In our view the prosecution evidence did not establish this. On the other hand
the evidence of Palinder Kumar (DW2) tends to corroborate the story of A2 that
from 10.00 p.m. up to 4.00 a.m., A2 was not at the
scene of crime. Palinder
Kumar does not seem to have been shaken in his evidence. He might have been
mistaken about time but there
is nothing to suggest that what he stated about
A2's whereabouts is false. In a criminal a trial, it is the duty of the
to prove the guilt of the accused beyond reasonable doubt. We are
not satisfied that in this case the guilt of A2 has been so proved.
In view of the evidence of A2 in that regard, we think that the prosecution
failed to discharge the burden of disproving the alibi.
So ground two must
This means that the appeal of the second appellant must succeed.
Before leaving this case, there are two matters on which we wish to comment.
The two matters relate to procedure. First, for the avoidance
of doubt, we would
like to endorse the view expressed by the Court of Appeal that since the
appellants had chosen not to give sworn
evidence it was absolutely wrong for the
trial judge to allow the appellants to be led by their counsel throughout the
their unsworn statements.
All the three counsel who defended the appellants were senior advocates and,
therefore, we are rather perturbed that they went to
great lengths to mislead
the trial judge by insisting on leading each accused in his unsworn statement.
Counsel on both sides are
under a duty to ensure that proper procedure in
conducting a criminal trial is followed in adducing evidence by both sides so

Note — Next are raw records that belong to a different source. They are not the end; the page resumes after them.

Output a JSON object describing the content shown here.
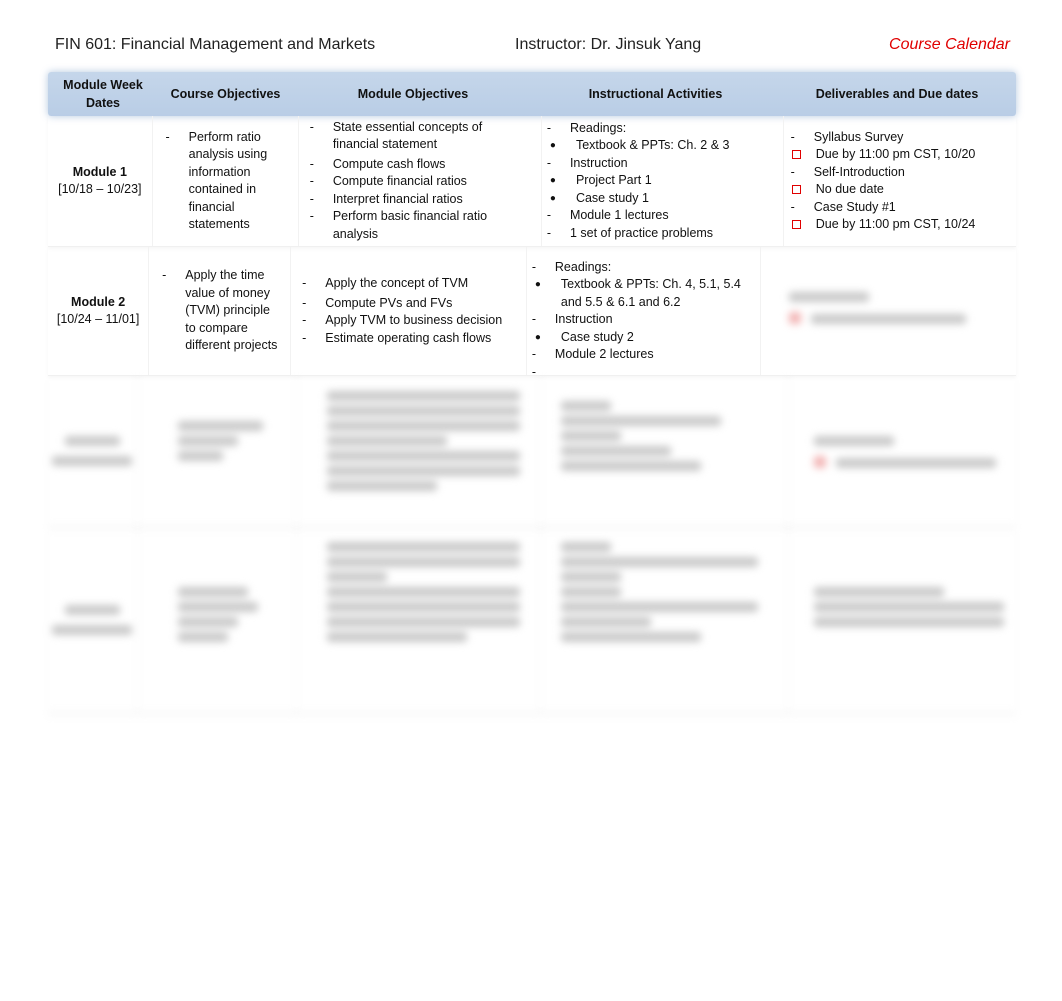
{
  "header": {
    "course_title": "FIN 601: Financial Management and Markets",
    "instructor": "Instructor: Dr. Jinsuk Yang",
    "doc_label": "Course Calendar"
  },
  "colors": {
    "accent_red": "#e00000",
    "header_blue": "#c5d6ea"
  },
  "table": {
    "columns": [
      "Module Week Dates",
      "Course Objectives",
      "Module Objectives",
      "Instructional Activities",
      "Deliverables and Due dates"
    ],
    "rows": [
      {
        "module": "Module 1",
        "dates": "[10/18 – 10/23]",
        "course_objectives": [
          "Perform ratio analysis using information contained in financial statements"
        ],
        "module_objectives": [
          "State essential concepts of financial statement",
          "Compute cash flows",
          "Compute financial ratios",
          "Interpret financial ratios",
          "Perform basic financial ratio analysis"
        ],
        "activities": [
          {
            "type": "dash",
            "text": "Readings:"
          },
          {
            "type": "bullet",
            "text": "Textbook & PPTs: Ch. 2 & 3"
          },
          {
            "type": "dash",
            "text": "Instruction"
          },
          {
            "type": "bullet",
            "text": "Project Part 1"
          },
          {
            "type": "bullet",
            "text": "Case study 1"
          },
          {
            "type": "dash",
            "text": "Module 1 lectures"
          },
          {
            "type": "dash",
            "text": "1 set of practice problems"
          }
        ],
        "deliverables": [
          {
            "type": "dash",
            "text": "Syllabus Survey"
          },
          {
            "type": "box",
            "text": "Due by 11:00 pm CST, 10/20"
          },
          {
            "type": "dash",
            "text": "Self-Introduction"
          },
          {
            "type": "box",
            "text": "No due date"
          },
          {
            "type": "dash",
            "text": "Case Study #1"
          },
          {
            "type": "box",
            "text": "Due by 11:00 pm CST, 10/24"
          }
        ]
      },
      {
        "module": "Module 2",
        "dates": "[10/24 – 11/01]",
        "course_objectives": [
          "Apply the time value of money (TVM) principle to compare different projects"
        ],
        "module_objectives": [
          "Apply the concept of TVM",
          "Compute PVs and FVs",
          "Apply TVM to business decision",
          "Estimate operating cash flows"
        ],
        "activities": [
          {
            "type": "dash",
            "text": "Readings:"
          },
          {
            "type": "bullet",
            "text": "Textbook & PPTs: Ch. 4, 5.1, 5.4 and 5.5 & 6.1 and 6.2"
          },
          {
            "type": "dash",
            "text": "Instruction"
          },
          {
            "type": "bullet",
            "text": "Case study 2"
          },
          {
            "type": "dash",
            "text": "Module 2 lectures"
          },
          {
            "type": "dash",
            "text": ""
          }
        ],
        "deliverables": []
      }
    ]
  }
}
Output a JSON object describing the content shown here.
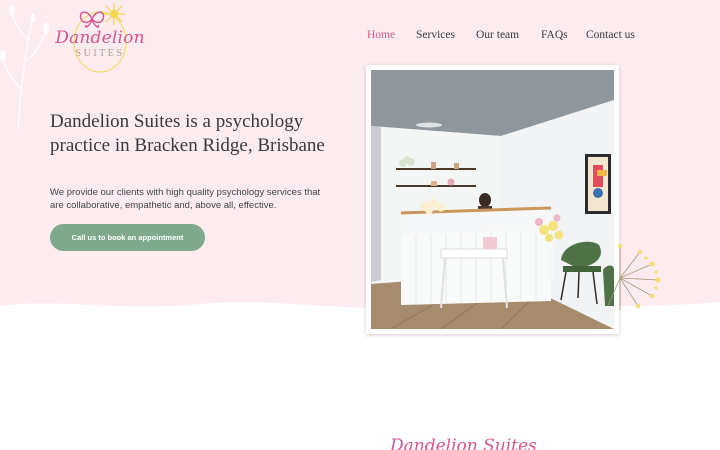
{
  "brand": {
    "name": "Dandelion",
    "suffix": "SUITES",
    "accent": "#d6548f"
  },
  "nav": {
    "items": [
      {
        "label": "Home",
        "active": true
      },
      {
        "label": "Services"
      },
      {
        "label": "Our team"
      },
      {
        "label": "FAQs"
      },
      {
        "label": "Contact us"
      }
    ]
  },
  "hero": {
    "headline": "Dandelion Suites is a psychology practice in Bracken Ridge, Brisbane",
    "intro": "We provide our clients with high quality psychology services that are collaborative, empathetic and, above all, effective.",
    "cta_label": "Call us to book an appointment",
    "background": "#fcebef",
    "button_color": "#7fa98c"
  },
  "next_section": {
    "script_title": "Dandelion Suites"
  }
}
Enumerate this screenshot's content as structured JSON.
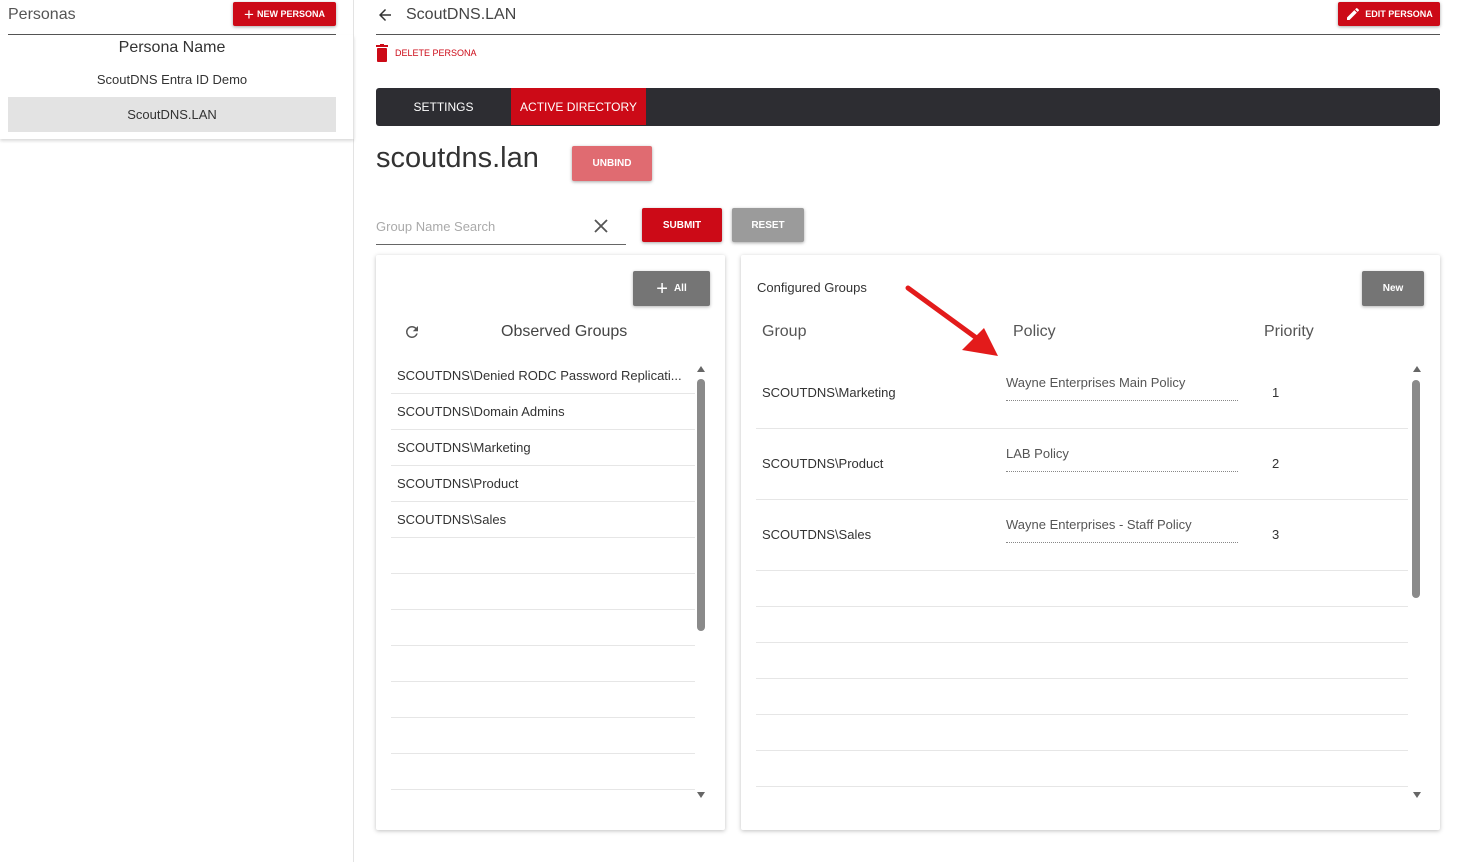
{
  "sidebar": {
    "title": "Personas",
    "new_button": "NEW PERSONA",
    "column_header": "Persona Name",
    "items": [
      {
        "label": "ScoutDNS Entra ID Demo",
        "selected": false
      },
      {
        "label": "ScoutDNS.LAN",
        "selected": true
      }
    ]
  },
  "header": {
    "title": "ScoutDNS.LAN",
    "edit_button": "EDIT PERSONA",
    "delete_label": "DELETE PERSONA"
  },
  "tabs": [
    {
      "label": "SETTINGS",
      "active": false
    },
    {
      "label": "ACTIVE DIRECTORY",
      "active": true
    }
  ],
  "domain": {
    "name": "scoutdns.lan",
    "unbind_button": "UNBIND"
  },
  "search": {
    "placeholder": "Group Name Search",
    "value": "",
    "submit_button": "SUBMIT",
    "reset_button": "RESET"
  },
  "observed": {
    "add_all_button": "All",
    "title": "Observed Groups",
    "groups": [
      "SCOUTDNS\\Denied RODC Password Replicati...",
      "SCOUTDNS\\Domain Admins",
      "SCOUTDNS\\Marketing",
      "SCOUTDNS\\Product",
      "SCOUTDNS\\Sales"
    ]
  },
  "configured": {
    "title": "Configured Groups",
    "new_button": "New",
    "columns": {
      "group": "Group",
      "policy": "Policy",
      "priority": "Priority"
    },
    "rows": [
      {
        "group": "SCOUTDNS\\Marketing",
        "policy": "Wayne Enterprises  Main Policy",
        "priority": "1"
      },
      {
        "group": "SCOUTDNS\\Product",
        "policy": "LAB Policy",
        "priority": "2"
      },
      {
        "group": "SCOUTDNS\\Sales",
        "policy": "Wayne Enterprises - Staff Policy",
        "priority": "3"
      }
    ]
  },
  "colors": {
    "accent_red": "#cc0a17",
    "tabbar_dark": "#2d2d32",
    "unbind_pink": "#e06b71",
    "grey_button": "#757575"
  }
}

not only justice is done but is seen to be done.
Secondly we noted too many objections were raised during the trial. In the
process, the trial judge was bogged down by adjourning
the hearing in order to
write rulings. The objections and adjournments contributed greatly to the delay
in concluding the trial of
this case. Such practice must be discouraged by trial
We conclude. The appeal of the first appellant is dismissed. The appeal of
the second appellant succeeds. His conviction is quashed
and the sentence of
death is set aside. Unless he is held on some other lawful charge, A2 must be
set free forthwith.
Delivered at Mengo this 15th day of April 2002.
B. J. ODOKI.
A. H. O. ODER.
JUSTICE OF THE SUPREME COURT.
J. W. N. TSEKOOKO.
JUSTICE OF THE SUPREME COURT.
A. N. KAROKORA.
JUSTICE OF THE SUPREME
G. W. KANYEIHAMBA
JUSTICE OF THE SUPREME COURT.